- Vuguin PM: Animal models for small for gestational age and fetal programming of adult disease. Horm Res. 2007, 68: 113-123.PubMed CentralView ArticlePubMedGoogle Scholar
- Van Geijn HP, Kaylor WM, Nicola KR, Zuspan FP: Induction of severe intrauterine growth retardation in the Sprague–Dawley rat. Am J Obstet Gynecol. 1980, 137: 43-47.PubMedGoogle Scholar
- Neitzke U, Harder T, Schellong K, Melchior K, Ziska T, Rodekamp E, Dudenhausen JW, Plagemann A: Intrauterine growth restriction in a rodent model and developmental programming of the metabolic syndrome: a critical appraisal of the experimental evidence. Placenta. 2008, 29: 246-254.View ArticlePubMedGoogle Scholar
- Wigglesworth JS: Experimental growth retardation in the foetal rat. J Pathol Bacteriol. 1964, 88: 1-13.View ArticlePubMedGoogle Scholar

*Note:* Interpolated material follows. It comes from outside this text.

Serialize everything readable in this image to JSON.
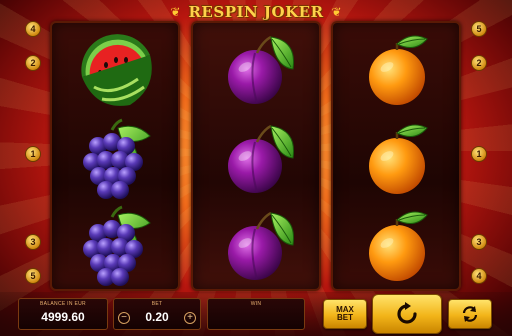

- Huizinga CT, Oudejans CB, Steiner RA, Clifton DK, Delemarre-van de Waal HA: Effects of intrauterine and early postnatal growth restriction on hypothalamic somatostatin gene expression in the rat. Pediatr Res. 2000, 48: 815-820.View ArticlePubMedGoogle Scholar
- Hayashi TT, Dorko ME: A rat model for the study of intrauterine growth retardation. Am J Obstet Gynecol. 1988, 158: 1203-1207.View ArticlePubMedGoogle Scholar
- Nyengaard JR: Stereologic methods and their application in kidney research. J Am Soc Nephrol. 1999, 10: 1100-1123.PubMedGoogle Scholar
- Camprubi M, Ortega A, Balaguer A, Iglesias I, Girabent M, Callejo J, Figueras J, Krauel X: Cauterization of meso-ovarian vessels, a new model of intrauterine growth restriction in rats. Placenta. 2009, 30: 761-766.View ArticlePubMedGoogle Scholar
- Salafia CM, Charles AK, Maas EM: Placenta and fetal growth restriction. Clin Obstet Gynecol. 2006, 49: 236-256.View ArticlePubMedGoogle Scholar
- McLaren A: Genetic and environmental effects on foetal and placental growth in mice. J Reprod Fertil. 1965, 9: 79-98.View ArticlePubMedGoogle Scholar
- Pardi G, Marconi AM, Cetin I: Placental-fetal interrelationship in IUGR fetuses--a review. Placenta. 2002, 23 (Suppl A): S136-S141.View ArticlePubMedGoogle Scholar
- Marconi AM, Paolini CL, Zerbe G, Battaglia FC: Lactacidemia in intrauterine growth restricted (IUGR) pregnancies: relationship to clinical severity, oxygenation and placental weight. Pediatr Res. 2006, 59: 570-574.View ArticlePubMedGoogle Scholar
- Coan PM, Angiolini E, Sandovici I, Burton GJ, ConstÃ¢ncia M, Fowden AL: Adaptations in placental nutrient transfer capacity to meet fetal growth demands depend on placental size in mice. J Physiol. 2008, 586: 4567-4576.PubMed CentralView ArticlePubMedGoogle Scholar
This article is published under license to BioMed Central Ltd. This is an Open Access article distributed under the terms of the Creative Commons Attribution License (http://creativecommons.org/licenses/by/4.0), which permits unrestricted use, distribution, and reproduction in any medium, provided the original work is properly credited. The Creative Commons Public Domain Dedication waiver (http://creativecommons.org/publicdomain/zero/1.0/) applies to the data made available in this article, unless otherwise stated.